» Task details
All of the data is to be printed exactly, though the images must be left off.
=======
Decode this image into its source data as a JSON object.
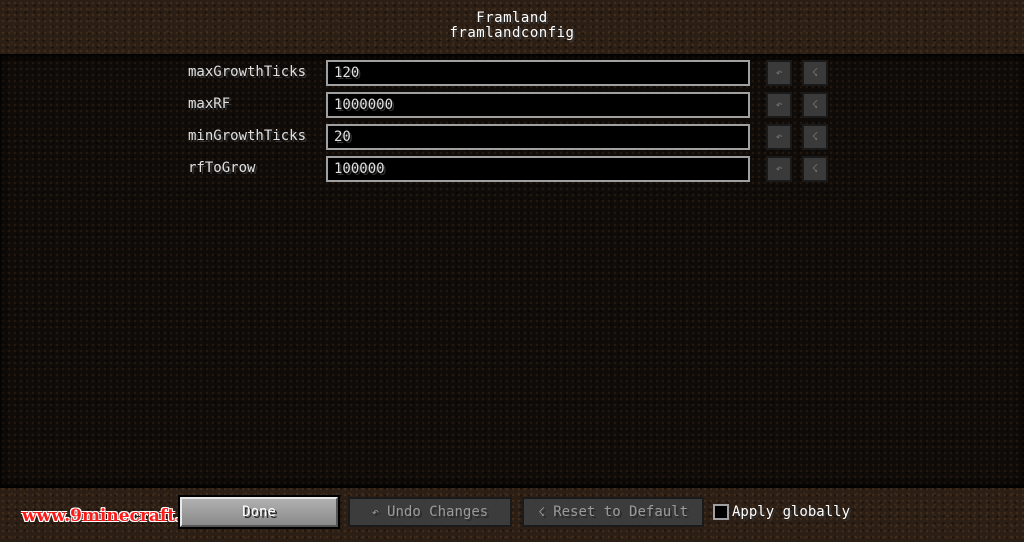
{
  "header": {
    "title": "Framland",
    "subtitle": "framlandconfig"
  },
  "entries": [
    {
      "label": "maxGrowthTicks",
      "value": "120"
    },
    {
      "label": "maxRF",
      "value": "1000000"
    },
    {
      "label": "minGrowthTicks",
      "value": "20"
    },
    {
      "label": "rfToGrow",
      "value": "100000"
    }
  ],
  "entry_buttons": {
    "undo_glyph": "↶",
    "reset_glyph": "☇"
  },
  "footer": {
    "done_label": "Done",
    "undo_label": "Undo Changes",
    "undo_glyph": "↶",
    "reset_label": "Reset to Default",
    "reset_glyph": "☇",
    "apply_globally_label": "Apply globally",
    "apply_globally_checked": false
  },
  "watermark": "www.9minecraft.net",
  "colors": {
    "watermark": "#ff1a1a",
    "text": "#e0e0e0",
    "input_border": "#a0a0a0"
  }
}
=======
» Output for this exercise
Decode this image into its source data as a JSON object.
{
  "header": {
    "title": "Framland",
    "subtitle": "framlandconfig"
  },
  "entries": [
    {
      "label": "maxGrowthTicks",
      "value": "120"
    },
    {
      "label": "maxRF",
      "value": "1000000"
    },
    {
      "label": "minGrowthTicks",
      "value": "20"
    },
    {
      "label": "rfToGrow",
      "value": "100000"
    }
  ],
  "entry_buttons": {
    "undo_glyph": "↶",
    "reset_glyph": "☇"
  },
  "footer": {
    "done_label": "Done",
    "undo_label": "Undo Changes",
    "undo_glyph": "↶",
    "reset_label": "Reset to Default",
    "reset_glyph": "☇",
    "apply_globally_label": "Apply globally",
    "apply_globally_checked": false
  },
  "watermark": "www.9minecraft.net",
  "colors": {
    "watermark": "#ff1a1a",
    "text": "#e0e0e0",
    "input_border": "#a0a0a0"
  }
}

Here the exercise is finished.